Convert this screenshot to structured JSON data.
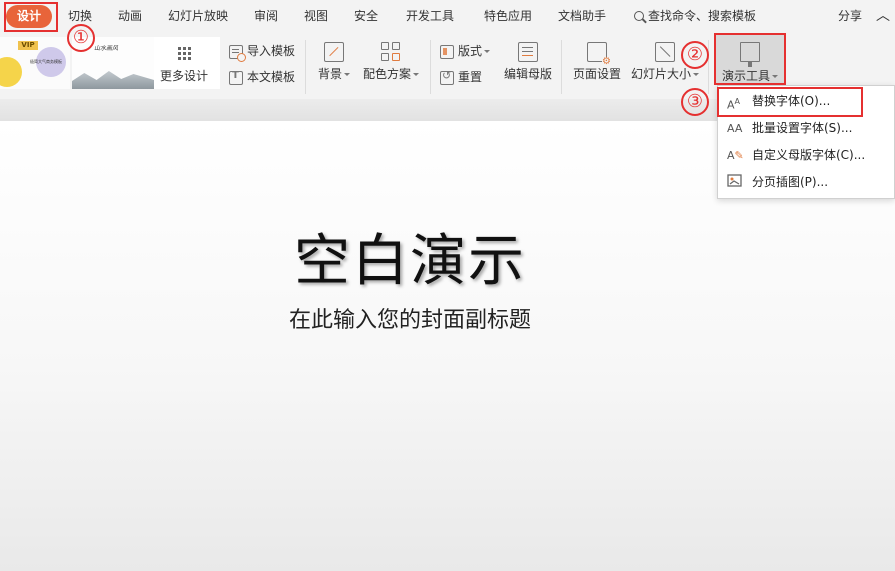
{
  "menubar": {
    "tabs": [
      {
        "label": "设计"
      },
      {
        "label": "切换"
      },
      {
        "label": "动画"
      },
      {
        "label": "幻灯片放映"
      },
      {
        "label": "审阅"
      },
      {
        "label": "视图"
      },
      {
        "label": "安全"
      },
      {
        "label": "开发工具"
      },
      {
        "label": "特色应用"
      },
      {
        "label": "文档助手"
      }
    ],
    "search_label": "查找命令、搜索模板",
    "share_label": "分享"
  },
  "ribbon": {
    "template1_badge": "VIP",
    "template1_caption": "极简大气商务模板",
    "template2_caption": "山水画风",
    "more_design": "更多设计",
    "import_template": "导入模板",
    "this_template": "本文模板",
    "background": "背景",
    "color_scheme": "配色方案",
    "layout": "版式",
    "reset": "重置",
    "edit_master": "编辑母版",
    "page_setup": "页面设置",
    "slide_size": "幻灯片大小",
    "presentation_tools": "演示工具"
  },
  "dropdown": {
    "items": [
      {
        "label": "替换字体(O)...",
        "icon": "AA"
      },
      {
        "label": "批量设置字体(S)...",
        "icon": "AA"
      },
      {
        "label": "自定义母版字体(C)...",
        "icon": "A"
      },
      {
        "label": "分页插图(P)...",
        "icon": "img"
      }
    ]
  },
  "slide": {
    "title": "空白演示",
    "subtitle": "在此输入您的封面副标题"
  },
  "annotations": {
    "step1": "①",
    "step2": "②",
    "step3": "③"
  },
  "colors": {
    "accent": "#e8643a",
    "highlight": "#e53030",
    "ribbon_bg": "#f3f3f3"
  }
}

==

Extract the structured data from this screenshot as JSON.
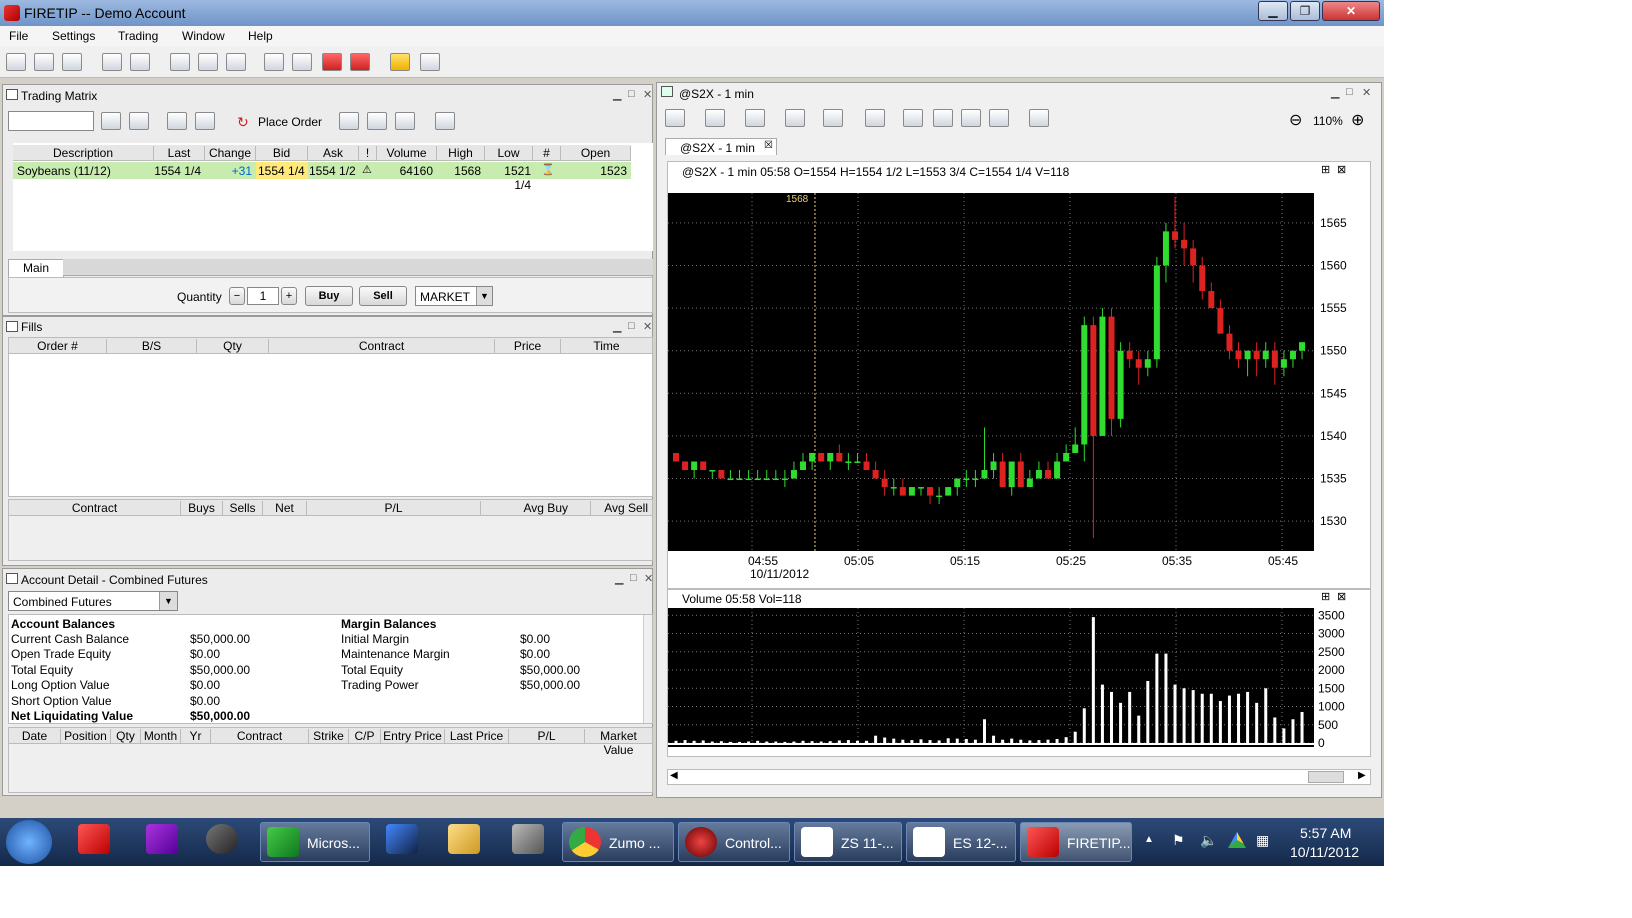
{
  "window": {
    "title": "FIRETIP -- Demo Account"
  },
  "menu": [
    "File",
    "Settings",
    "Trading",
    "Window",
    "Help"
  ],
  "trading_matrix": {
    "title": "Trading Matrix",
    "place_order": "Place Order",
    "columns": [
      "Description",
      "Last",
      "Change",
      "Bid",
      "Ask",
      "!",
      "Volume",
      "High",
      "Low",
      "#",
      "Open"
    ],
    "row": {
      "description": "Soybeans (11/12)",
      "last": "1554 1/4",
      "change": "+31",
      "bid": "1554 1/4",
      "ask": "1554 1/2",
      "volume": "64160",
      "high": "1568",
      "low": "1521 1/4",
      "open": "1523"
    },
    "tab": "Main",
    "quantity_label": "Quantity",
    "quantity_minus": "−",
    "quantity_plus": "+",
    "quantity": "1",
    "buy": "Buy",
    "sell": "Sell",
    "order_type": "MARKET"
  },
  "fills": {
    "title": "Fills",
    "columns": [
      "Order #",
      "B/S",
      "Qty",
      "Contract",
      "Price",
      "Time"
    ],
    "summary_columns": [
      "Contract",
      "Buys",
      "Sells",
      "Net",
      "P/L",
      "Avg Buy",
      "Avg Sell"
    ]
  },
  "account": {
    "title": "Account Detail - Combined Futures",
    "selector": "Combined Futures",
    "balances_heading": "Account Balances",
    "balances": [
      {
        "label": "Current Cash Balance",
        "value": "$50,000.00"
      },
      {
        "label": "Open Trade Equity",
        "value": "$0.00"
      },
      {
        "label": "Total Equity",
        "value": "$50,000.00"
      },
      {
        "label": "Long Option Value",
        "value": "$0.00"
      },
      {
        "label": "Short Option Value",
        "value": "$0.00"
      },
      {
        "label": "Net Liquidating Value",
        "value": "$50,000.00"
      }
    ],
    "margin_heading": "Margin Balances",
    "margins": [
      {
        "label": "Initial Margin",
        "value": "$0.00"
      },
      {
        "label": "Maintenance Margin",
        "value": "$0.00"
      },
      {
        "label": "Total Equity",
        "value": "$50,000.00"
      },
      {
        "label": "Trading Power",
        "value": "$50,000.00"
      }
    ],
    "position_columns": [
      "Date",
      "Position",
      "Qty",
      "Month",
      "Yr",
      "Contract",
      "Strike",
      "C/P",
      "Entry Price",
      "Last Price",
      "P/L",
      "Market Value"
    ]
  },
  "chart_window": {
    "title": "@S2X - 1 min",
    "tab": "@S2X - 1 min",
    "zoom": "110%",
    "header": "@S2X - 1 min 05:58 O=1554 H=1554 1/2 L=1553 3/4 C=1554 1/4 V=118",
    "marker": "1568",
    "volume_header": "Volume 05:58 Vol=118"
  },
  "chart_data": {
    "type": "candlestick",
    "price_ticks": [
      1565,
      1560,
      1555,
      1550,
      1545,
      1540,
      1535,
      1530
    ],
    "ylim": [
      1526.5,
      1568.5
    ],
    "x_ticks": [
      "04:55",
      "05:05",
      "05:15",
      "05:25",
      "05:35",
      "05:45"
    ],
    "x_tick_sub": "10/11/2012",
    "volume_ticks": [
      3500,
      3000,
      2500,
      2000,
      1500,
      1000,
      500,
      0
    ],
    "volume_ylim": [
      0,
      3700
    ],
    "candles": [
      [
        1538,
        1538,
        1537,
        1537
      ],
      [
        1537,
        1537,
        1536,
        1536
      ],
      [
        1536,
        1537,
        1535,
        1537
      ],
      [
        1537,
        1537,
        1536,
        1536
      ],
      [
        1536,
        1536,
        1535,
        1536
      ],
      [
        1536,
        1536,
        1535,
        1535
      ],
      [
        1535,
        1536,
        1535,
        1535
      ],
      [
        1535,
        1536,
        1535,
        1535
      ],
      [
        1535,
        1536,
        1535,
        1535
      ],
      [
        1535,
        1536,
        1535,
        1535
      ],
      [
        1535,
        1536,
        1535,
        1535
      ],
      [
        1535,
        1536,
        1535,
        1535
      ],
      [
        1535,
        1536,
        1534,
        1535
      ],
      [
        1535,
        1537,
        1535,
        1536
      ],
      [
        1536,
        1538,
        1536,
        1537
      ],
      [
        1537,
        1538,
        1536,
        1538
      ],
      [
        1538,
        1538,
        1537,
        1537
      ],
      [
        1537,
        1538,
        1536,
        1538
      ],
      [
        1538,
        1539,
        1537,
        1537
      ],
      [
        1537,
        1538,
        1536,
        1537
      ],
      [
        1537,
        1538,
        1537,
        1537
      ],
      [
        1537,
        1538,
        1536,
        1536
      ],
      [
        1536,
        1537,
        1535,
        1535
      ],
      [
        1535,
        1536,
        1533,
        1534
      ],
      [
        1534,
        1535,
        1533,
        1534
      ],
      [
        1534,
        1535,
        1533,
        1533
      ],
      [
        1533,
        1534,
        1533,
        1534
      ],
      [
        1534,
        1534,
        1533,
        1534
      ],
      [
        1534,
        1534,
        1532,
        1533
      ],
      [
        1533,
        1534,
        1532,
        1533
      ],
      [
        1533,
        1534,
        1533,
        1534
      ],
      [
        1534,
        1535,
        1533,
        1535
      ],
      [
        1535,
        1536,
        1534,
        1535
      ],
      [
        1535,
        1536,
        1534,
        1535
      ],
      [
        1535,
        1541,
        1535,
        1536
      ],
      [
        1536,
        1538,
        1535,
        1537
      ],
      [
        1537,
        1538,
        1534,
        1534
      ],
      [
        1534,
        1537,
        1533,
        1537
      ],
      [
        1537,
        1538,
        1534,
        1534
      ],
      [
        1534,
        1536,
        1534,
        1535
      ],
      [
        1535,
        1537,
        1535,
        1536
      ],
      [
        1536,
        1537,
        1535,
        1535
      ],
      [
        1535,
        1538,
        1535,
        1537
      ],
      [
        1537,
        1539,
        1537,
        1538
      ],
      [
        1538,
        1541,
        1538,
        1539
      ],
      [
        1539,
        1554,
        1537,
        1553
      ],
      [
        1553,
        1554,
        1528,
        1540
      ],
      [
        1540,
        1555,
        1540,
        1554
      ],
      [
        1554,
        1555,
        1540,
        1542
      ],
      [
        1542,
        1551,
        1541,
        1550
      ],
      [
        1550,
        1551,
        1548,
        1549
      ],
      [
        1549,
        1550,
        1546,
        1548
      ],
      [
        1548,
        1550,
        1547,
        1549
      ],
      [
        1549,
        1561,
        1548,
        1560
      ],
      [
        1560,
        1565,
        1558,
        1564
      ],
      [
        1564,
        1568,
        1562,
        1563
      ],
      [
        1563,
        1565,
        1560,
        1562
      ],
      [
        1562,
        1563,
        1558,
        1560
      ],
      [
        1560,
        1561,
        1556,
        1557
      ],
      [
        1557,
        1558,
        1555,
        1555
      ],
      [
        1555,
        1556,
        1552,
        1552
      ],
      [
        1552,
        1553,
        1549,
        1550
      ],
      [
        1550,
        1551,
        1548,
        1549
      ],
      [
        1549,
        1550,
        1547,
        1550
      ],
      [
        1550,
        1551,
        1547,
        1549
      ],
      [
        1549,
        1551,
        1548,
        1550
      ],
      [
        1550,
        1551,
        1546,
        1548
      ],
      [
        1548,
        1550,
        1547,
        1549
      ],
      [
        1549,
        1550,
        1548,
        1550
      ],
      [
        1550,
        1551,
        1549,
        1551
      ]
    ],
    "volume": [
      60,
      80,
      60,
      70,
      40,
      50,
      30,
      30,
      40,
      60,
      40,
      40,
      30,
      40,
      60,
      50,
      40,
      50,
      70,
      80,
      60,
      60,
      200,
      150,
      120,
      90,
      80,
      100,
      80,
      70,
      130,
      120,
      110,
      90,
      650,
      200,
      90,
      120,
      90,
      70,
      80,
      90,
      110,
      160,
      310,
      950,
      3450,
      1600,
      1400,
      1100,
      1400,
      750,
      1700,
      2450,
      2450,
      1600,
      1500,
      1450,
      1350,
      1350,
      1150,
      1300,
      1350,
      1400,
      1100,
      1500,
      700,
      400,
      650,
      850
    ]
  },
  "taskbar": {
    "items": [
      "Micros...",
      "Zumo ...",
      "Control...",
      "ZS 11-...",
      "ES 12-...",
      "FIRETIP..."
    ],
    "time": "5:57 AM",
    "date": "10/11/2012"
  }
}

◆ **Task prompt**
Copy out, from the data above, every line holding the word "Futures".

◆ **Result for this task**
    "title": "Account Detail - Combined Futures",
    "selector": "Combined Futures",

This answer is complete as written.